Teru teru bozu were Traditionally made by farmers who were praying for good weather for their crops, Today These fair weather charms are most often made by grade-schoolers who want a break from the rain.
Crafted the same way one would put together a paper ghost:
- take a cotton cloth or a tissue paper. wrap it around a sock (or more tissue) to make a soft head.
- draw on a face (any face will do)!
- tie its neck tight.
- Hang it up with a string by the window!
- wait til the next day:
• If its sunny: hooray it worked! - you can reward your bozu with a golden bell, & keep it hung up for luck!
• if its rainy: SNIP OFF ITS HEAD!! (or douse him in sake and send him down the river if you want to be traditional about it.)
[The last couple instructions are from a popular folksong which dates back to 1921.]
You can also hang it upsidown to pray for rain instead, in which case its called "ruterute bozu" or "ame ame bozu" (rain monk) instead.
In western japan, Ibaraki prefecture instead they're often called "Hiyoribozu" after a yokai called "hiyoribo" who would only appear during sunny weather. - Toriyama Sekien included it in his hyakki yagyo along with the explaination that when children pray to teru bozu that they're actually praying to this yokai.
Sticker Art by @Samkalensky (yo, thats me!) - Part of my Japanese folklore & artifacts sticker collection, weather-resistant 4" Glossy sticker.

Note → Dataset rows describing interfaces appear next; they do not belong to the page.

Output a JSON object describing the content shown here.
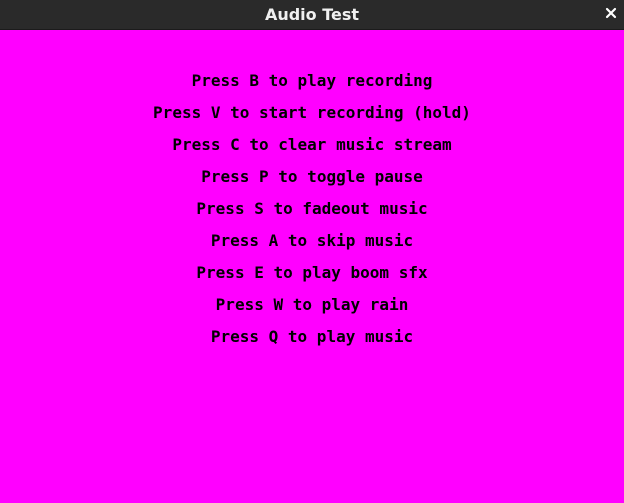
{
  "window": {
    "title": "Audio Test",
    "close_icon": "close-icon",
    "background_color": "#ff00ff",
    "text_color": "#000000"
  },
  "instructions": [
    "Press B to play recording",
    "Press V to start recording (hold)",
    "Press C to clear music stream",
    "Press P to toggle pause",
    "Press S to fadeout music",
    "Press A to skip music",
    "Press E to play boom sfx",
    "Press W to play rain",
    "Press Q to play music"
  ]
}
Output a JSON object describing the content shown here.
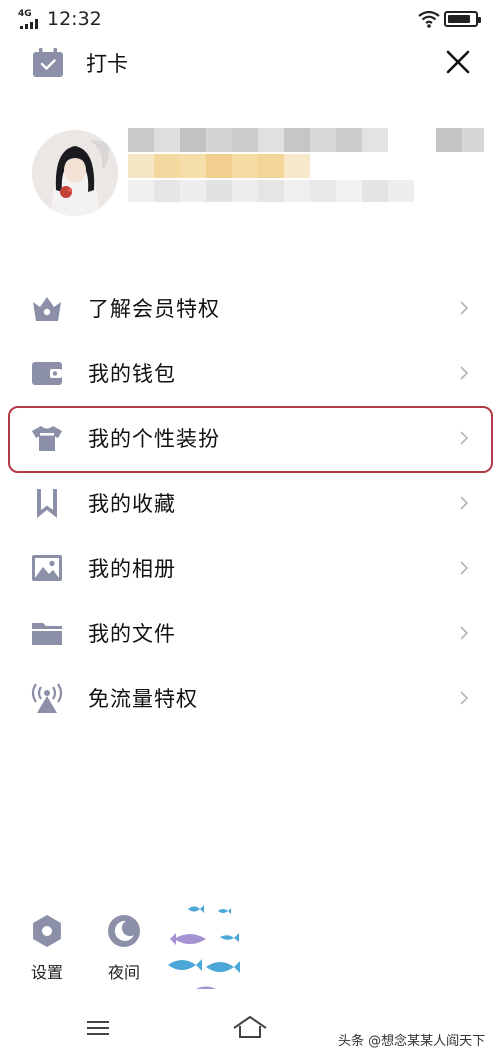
{
  "status_bar": {
    "network": "4G",
    "time": "12:32",
    "battery_level": 0.85
  },
  "header": {
    "checkin_label": "打卡"
  },
  "menu": {
    "items": [
      {
        "label": "了解会员特权",
        "icon": "vip-crown-icon"
      },
      {
        "label": "我的钱包",
        "icon": "wallet-icon"
      },
      {
        "label": "我的个性装扮",
        "icon": "tshirt-icon"
      },
      {
        "label": "我的收藏",
        "icon": "bookmark-icon"
      },
      {
        "label": "我的相册",
        "icon": "photo-icon"
      },
      {
        "label": "我的文件",
        "icon": "folder-icon"
      },
      {
        "label": "免流量特权",
        "icon": "signal-tower-icon"
      }
    ],
    "highlighted_index": 2
  },
  "bottom": {
    "settings_label": "设置",
    "night_label": "夜间"
  },
  "watermark": "头条 @想念某某人阎天下",
  "colors": {
    "icon": "#8c8fa8",
    "highlight": "#b23a46",
    "chevron": "#b5b5b5"
  }
}
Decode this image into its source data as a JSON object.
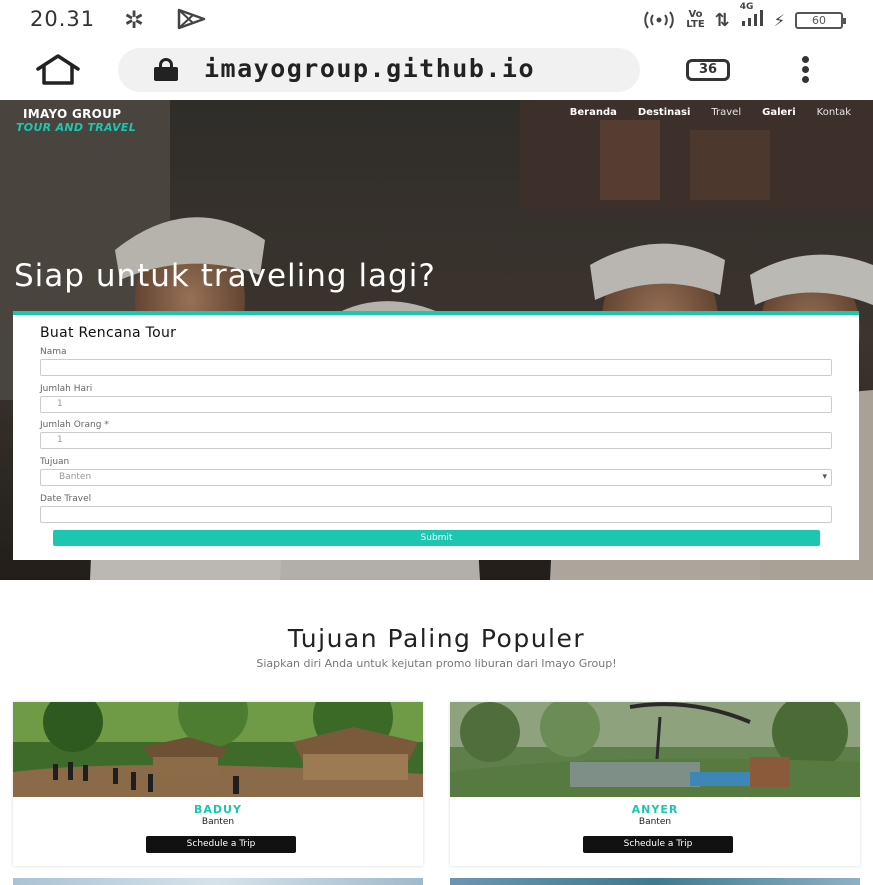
{
  "status_bar": {
    "time": "20.31",
    "icons": [
      "gear-icon",
      "play-store-icon",
      "hotspot-icon",
      "volte-icon",
      "data-arrows-icon",
      "signal-icon",
      "no-charge-icon",
      "battery-icon"
    ],
    "volte_top": "Vo",
    "volte_bottom": "LTE",
    "network": "4G",
    "battery": "60"
  },
  "browser": {
    "url": "imayogroup.github.io",
    "tab_count": "36"
  },
  "site": {
    "brand_name": "IMAYO GROUP",
    "brand_tagline": "TOUR AND TRAVEL",
    "nav": [
      "Beranda",
      "Destinasi",
      "Travel",
      "Galeri",
      "Kontak"
    ],
    "hero_title": "Siap untuk traveling lagi?"
  },
  "form": {
    "title": "Buat Rencana Tour",
    "name_label": "Nama",
    "name_value": "",
    "days_label": "Jumlah Hari",
    "days_value": "1",
    "people_label": "Jumlah Orang *",
    "people_value": "1",
    "destination_label": "Tujuan",
    "destination_value": "Banten",
    "date_label": "Date Travel",
    "date_value": "",
    "submit_label": "Submit"
  },
  "popular": {
    "title": "Tujuan Paling Populer",
    "subtitle": "Siapkan diri Anda untuk kejutan promo liburan dari Imayo Group!",
    "cards": [
      {
        "name": "BADUY",
        "region": "Banten",
        "button": "Schedule a Trip"
      },
      {
        "name": "ANYER",
        "region": "Banten",
        "button": "Schedule a Trip"
      }
    ]
  },
  "colors": {
    "accent": "#1cc6b0",
    "dark_button": "#111111"
  }
}
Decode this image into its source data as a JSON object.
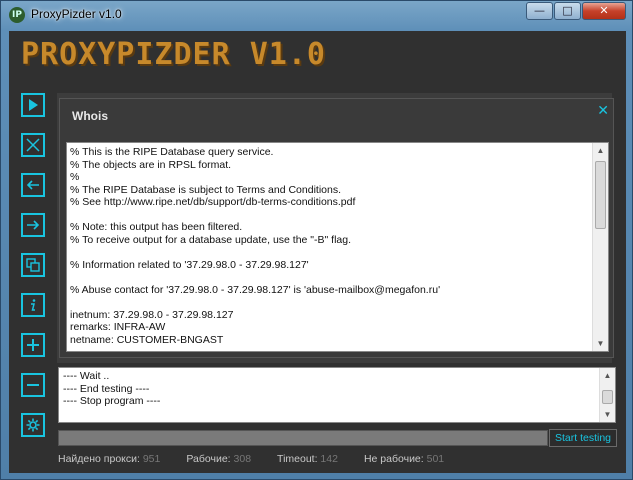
{
  "window": {
    "title": "ProxyPizder v1.0",
    "icon_text": "IP"
  },
  "logo": "PROXYPIZDER V1.0",
  "sidebar": [
    {
      "name": "play-icon"
    },
    {
      "name": "stop-icon"
    },
    {
      "name": "import-icon"
    },
    {
      "name": "export-icon"
    },
    {
      "name": "copy-icon"
    },
    {
      "name": "info-icon"
    },
    {
      "name": "plus-icon"
    },
    {
      "name": "minus-icon"
    },
    {
      "name": "gear-icon"
    }
  ],
  "whois": {
    "title": "Whois",
    "close": "✕",
    "lines": [
      "% This is the RIPE Database query service.",
      "% The objects are in RPSL format.",
      "%",
      "% The RIPE Database is subject to Terms and Conditions.",
      "% See http://www.ripe.net/db/support/db-terms-conditions.pdf",
      "",
      "% Note: this output has been filtered.",
      "% To receive output for a database update, use the \"-B\" flag.",
      "",
      "% Information related to '37.29.98.0 - 37.29.98.127'",
      "",
      "% Abuse contact for '37.29.98.0 - 37.29.98.127' is 'abuse-mailbox@megafon.ru'",
      "",
      "inetnum: 37.29.98.0 - 37.29.98.127",
      "remarks: INFRA-AW",
      "netname: CUSTOMER-BNGAST"
    ]
  },
  "log": {
    "lines": [
      "---- Wait ..",
      "---- End testing ----",
      "---- Stop program ----"
    ]
  },
  "progress": {
    "fraction": 0.0
  },
  "start_button": "Start testing",
  "stats": [
    {
      "label": "Найдено прокси:",
      "value": "951"
    },
    {
      "label": "Рабочие:",
      "value": "308"
    },
    {
      "label": "Timeout:",
      "value": "142"
    },
    {
      "label": "Не рабочие:",
      "value": "501"
    }
  ]
}
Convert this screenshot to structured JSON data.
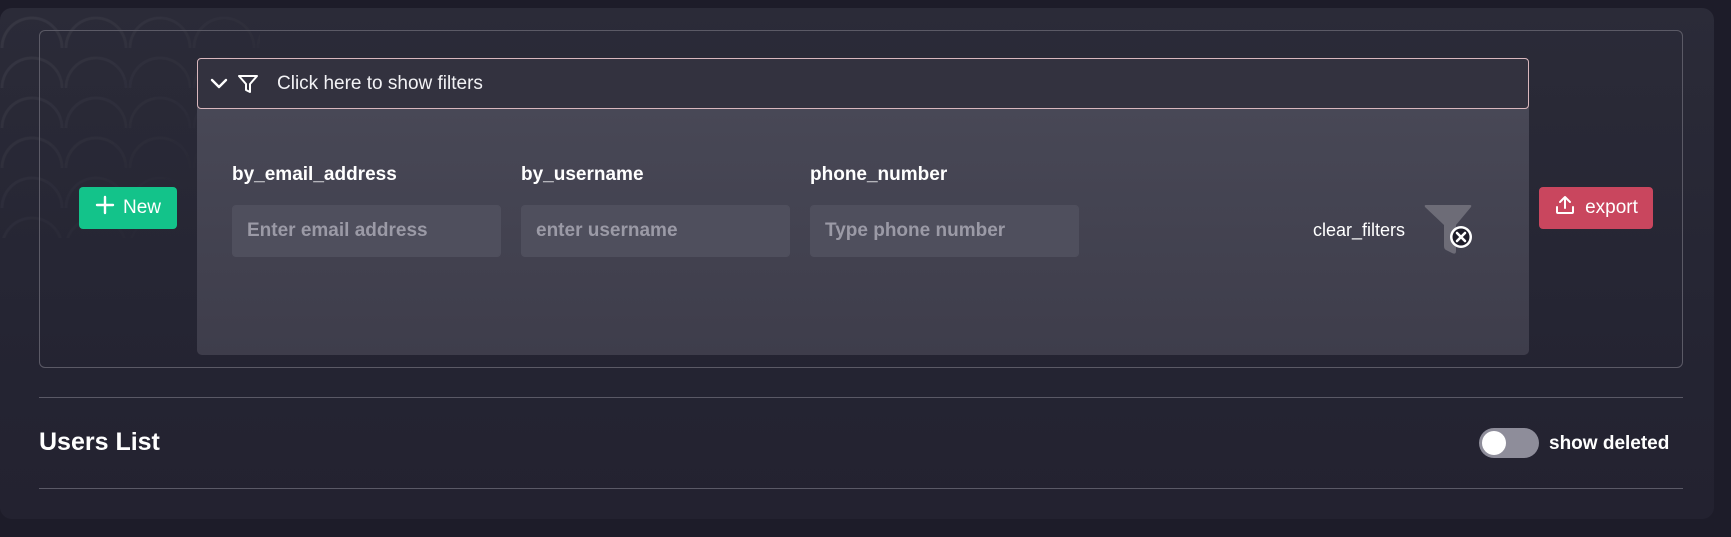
{
  "toolbar": {
    "new_label": "New",
    "export_label": "export"
  },
  "filters": {
    "header_label": "Click here to show filters",
    "email": {
      "label": "by_email_address",
      "placeholder": "Enter email address",
      "value": ""
    },
    "username": {
      "label": "by_username",
      "placeholder": "enter username",
      "value": ""
    },
    "phone": {
      "label": "phone_number",
      "placeholder": "Type phone number",
      "value": ""
    },
    "clear_label": "clear_filters"
  },
  "list": {
    "title": "Users List",
    "show_deleted_label": "show deleted",
    "show_deleted_on": false
  },
  "colors": {
    "new_button": "#13c38a",
    "export_button": "#c9465e",
    "background": "#1d1c29"
  },
  "icons": {
    "new": "plus-icon",
    "export": "upload-icon",
    "header_toggle": "chevron-down-icon",
    "header_filter": "funnel-icon",
    "clear": "clear-filter-icon"
  }
}
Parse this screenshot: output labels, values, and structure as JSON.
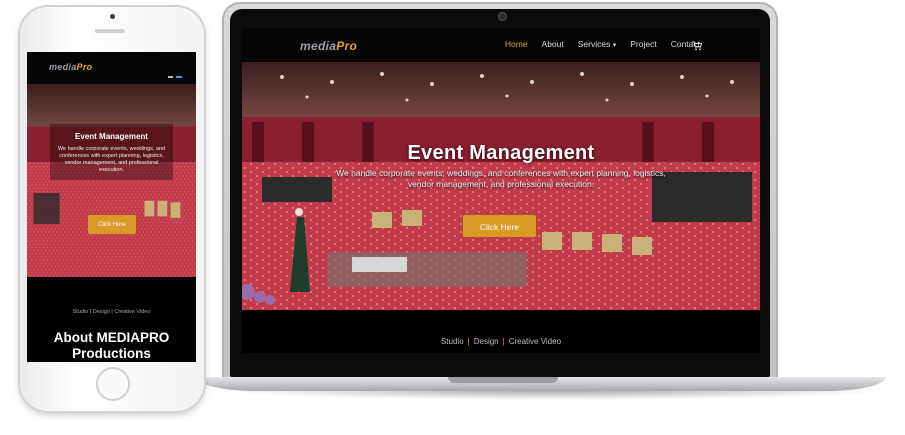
{
  "desktop": {
    "logo": {
      "part1": "media",
      "part2": "Pro"
    },
    "nav": {
      "home": "Home",
      "about": "About",
      "services": "Services",
      "services_caret": "▾",
      "project": "Project",
      "contact": "Contact",
      "cart_icon": "🛒"
    },
    "hero": {
      "title": "Event Management",
      "text": "We handle corporate events, weddings, and conferences with expert planning, logistics, vendor management, and professional execution.",
      "button": "Click Here"
    },
    "footer": {
      "items": [
        "Studio",
        "Design",
        "Creative Video"
      ],
      "separator": "|"
    }
  },
  "mobile": {
    "logo": {
      "part1": "media",
      "part2": "Pro"
    },
    "hero": {
      "title": "Event Management",
      "text": "We handle corporate events, weddings, and conferences with expert planning, logistics, vendor management, and professional execution.",
      "button": "Click Here"
    },
    "footer": {
      "items": [
        "Studio",
        "Design",
        "Creative Video"
      ],
      "separator": "|"
    },
    "about": {
      "line1": "About MEDIAPRO",
      "line2": "Productions"
    }
  },
  "colors": {
    "accent": "#e2a52a",
    "button": "#d99a26",
    "background": "#000000",
    "carpet": "#c43e4a"
  }
}
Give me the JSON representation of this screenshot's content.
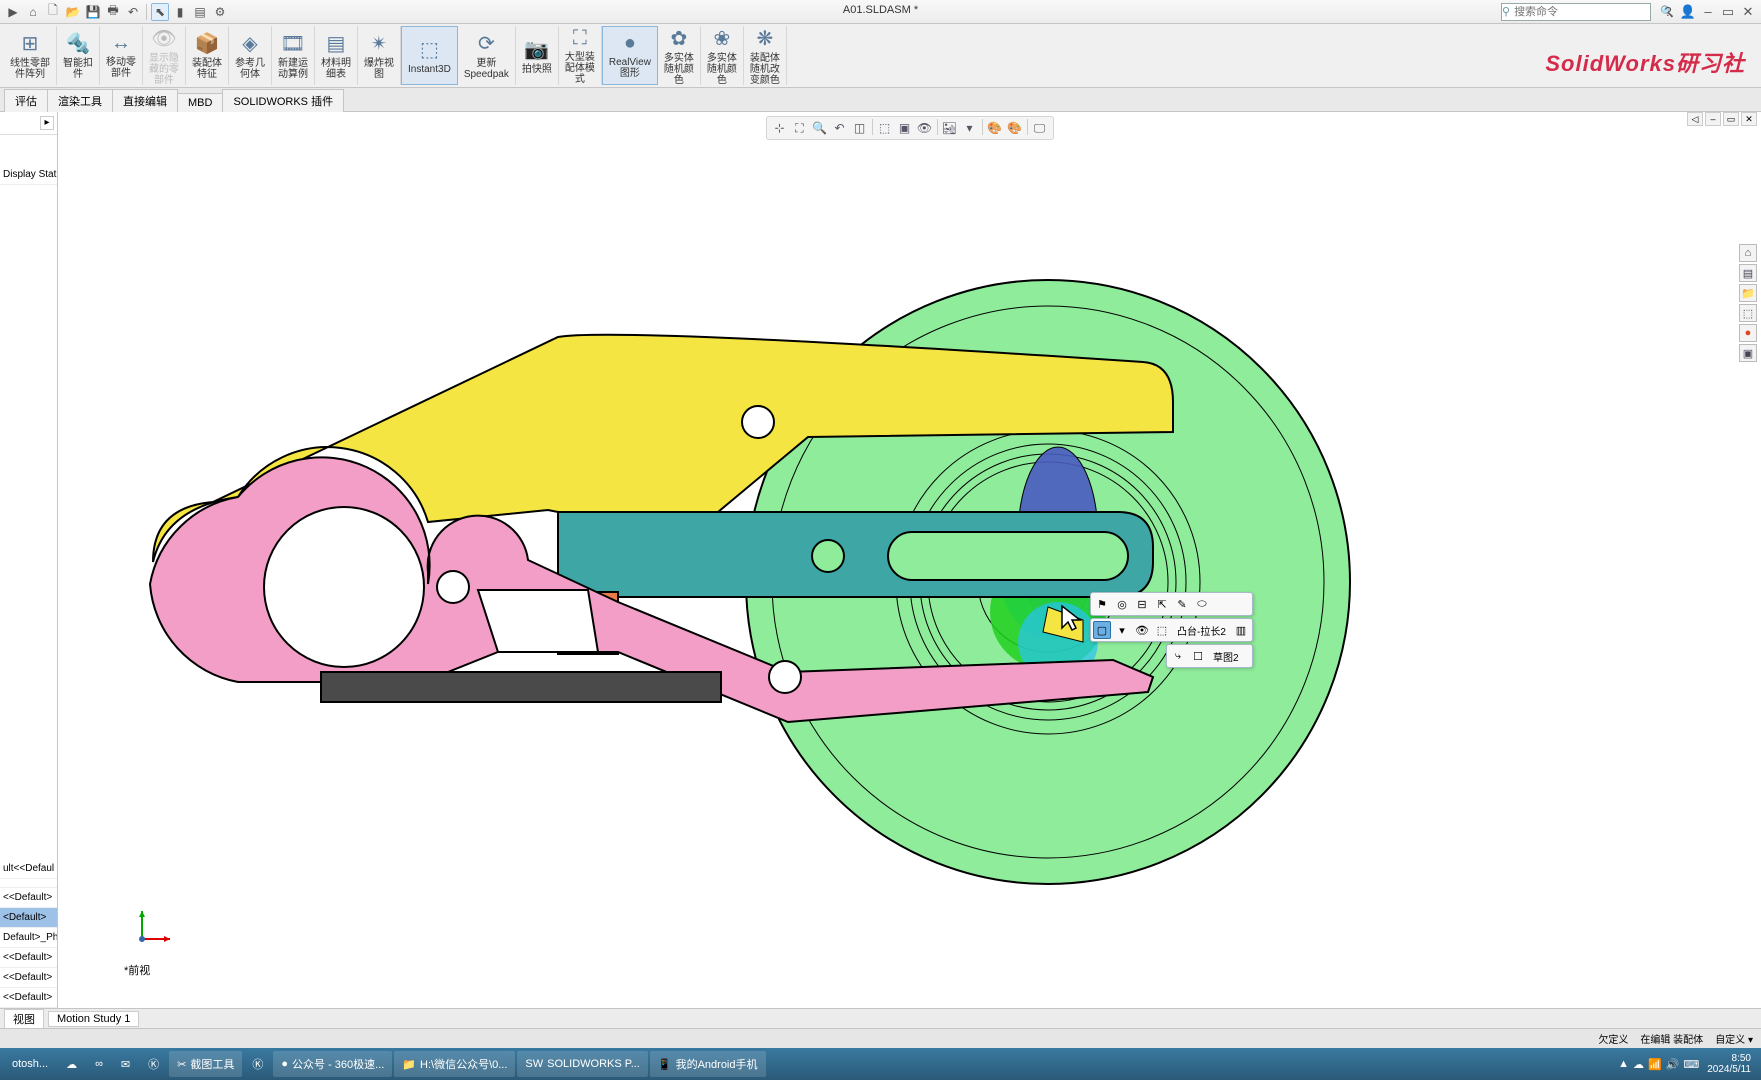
{
  "title": "A01.SLDASM *",
  "search_placeholder": "搜索命令",
  "watermark": "SolidWorks研习社",
  "menubar_icons": [
    "home",
    "new",
    "open",
    "save",
    "print",
    "undo",
    "redo-sel",
    "rebuild",
    "options",
    "gear"
  ],
  "ribbon": [
    {
      "label": "线性零部\n件阵列",
      "icon": "⊞",
      "en": false
    },
    {
      "label": "智能扣\n件",
      "icon": "🔩",
      "en": false
    },
    {
      "label": "移动零\n部件",
      "icon": "↔",
      "en": false
    },
    {
      "label": "显示隐\n藏的零\n部件",
      "icon": "👁",
      "en": false,
      "dis": true
    },
    {
      "label": "装配体\n特征",
      "icon": "📦",
      "en": false
    },
    {
      "label": "参考几\n何体",
      "icon": "◈",
      "en": false
    },
    {
      "label": "新建运\n动算例",
      "icon": "🎞",
      "en": false
    },
    {
      "label": "材料明\n细表",
      "icon": "▤",
      "en": false
    },
    {
      "label": "爆炸视\n图",
      "icon": "✴",
      "en": false
    },
    {
      "label": "Instant3D",
      "icon": "⬚",
      "en": false,
      "active": true
    },
    {
      "label": "更新\nSpeedpak",
      "icon": "⟳",
      "en": false
    },
    {
      "label": "拍快照",
      "icon": "📷",
      "en": false
    },
    {
      "label": "大型装\n配体模\n式",
      "icon": "⛶",
      "en": false
    },
    {
      "label": "RealView\n图形",
      "icon": "●",
      "en": false,
      "active": true
    },
    {
      "label": "多实体\n随机颜\n色",
      "icon": "✿",
      "en": false
    },
    {
      "label": "多实体\n随机颜\n色",
      "icon": "❀",
      "en": false
    },
    {
      "label": "装配体\n随机改\n变颜色",
      "icon": "❋",
      "en": false
    }
  ],
  "subtabs": [
    "评估",
    "渲染工具",
    "直接编辑",
    "MBD",
    "SOLIDWORKS 插件"
  ],
  "left": {
    "header_label": "Display Stat",
    "items": [
      {
        "t": "ult<<Defaul"
      },
      {
        "t": ""
      },
      {
        "t": "<<Default>"
      },
      {
        "t": "<Default>",
        "sel": true
      },
      {
        "t": "Default>_Ph"
      },
      {
        "t": "<<Default>"
      },
      {
        "t": "<<Default>"
      },
      {
        "t": "<<Default>"
      }
    ]
  },
  "view_label": "*前视",
  "bottom_tabs": [
    "视图",
    "Motion Study 1"
  ],
  "status": [
    "欠定义",
    "在编辑 装配体",
    "自定义 ▾"
  ],
  "ctx": {
    "row2": {
      "label": "凸台-拉长2"
    },
    "row3": {
      "label": "草图2"
    }
  },
  "taskbar": {
    "items": [
      {
        "t": "otosh...",
        "light": false
      },
      {
        "t": "",
        "icon": "☁"
      },
      {
        "t": "",
        "icon": "∞"
      },
      {
        "t": "",
        "icon": "✉"
      },
      {
        "t": "",
        "icon": "Ⓚ"
      },
      {
        "t": "截图工具",
        "icon": "✂",
        "light": true
      },
      {
        "t": "",
        "icon": "Ⓚ"
      },
      {
        "t": "公众号 - 360极速...",
        "icon": "●",
        "light": true
      },
      {
        "t": "H:\\微信公众号\\0...",
        "icon": "📁",
        "light": true
      },
      {
        "t": "SOLIDWORKS P...",
        "icon": "SW",
        "light": true
      },
      {
        "t": "我的Android手机",
        "icon": "📱",
        "light": true
      }
    ],
    "time": "8:50",
    "date": "2024/5/11"
  }
}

Check my shop & follow @samkalensky for many more!
four colors are available, you can order them with or without a face (either randomly drawn on by sam, or you can draw one it on yourself!)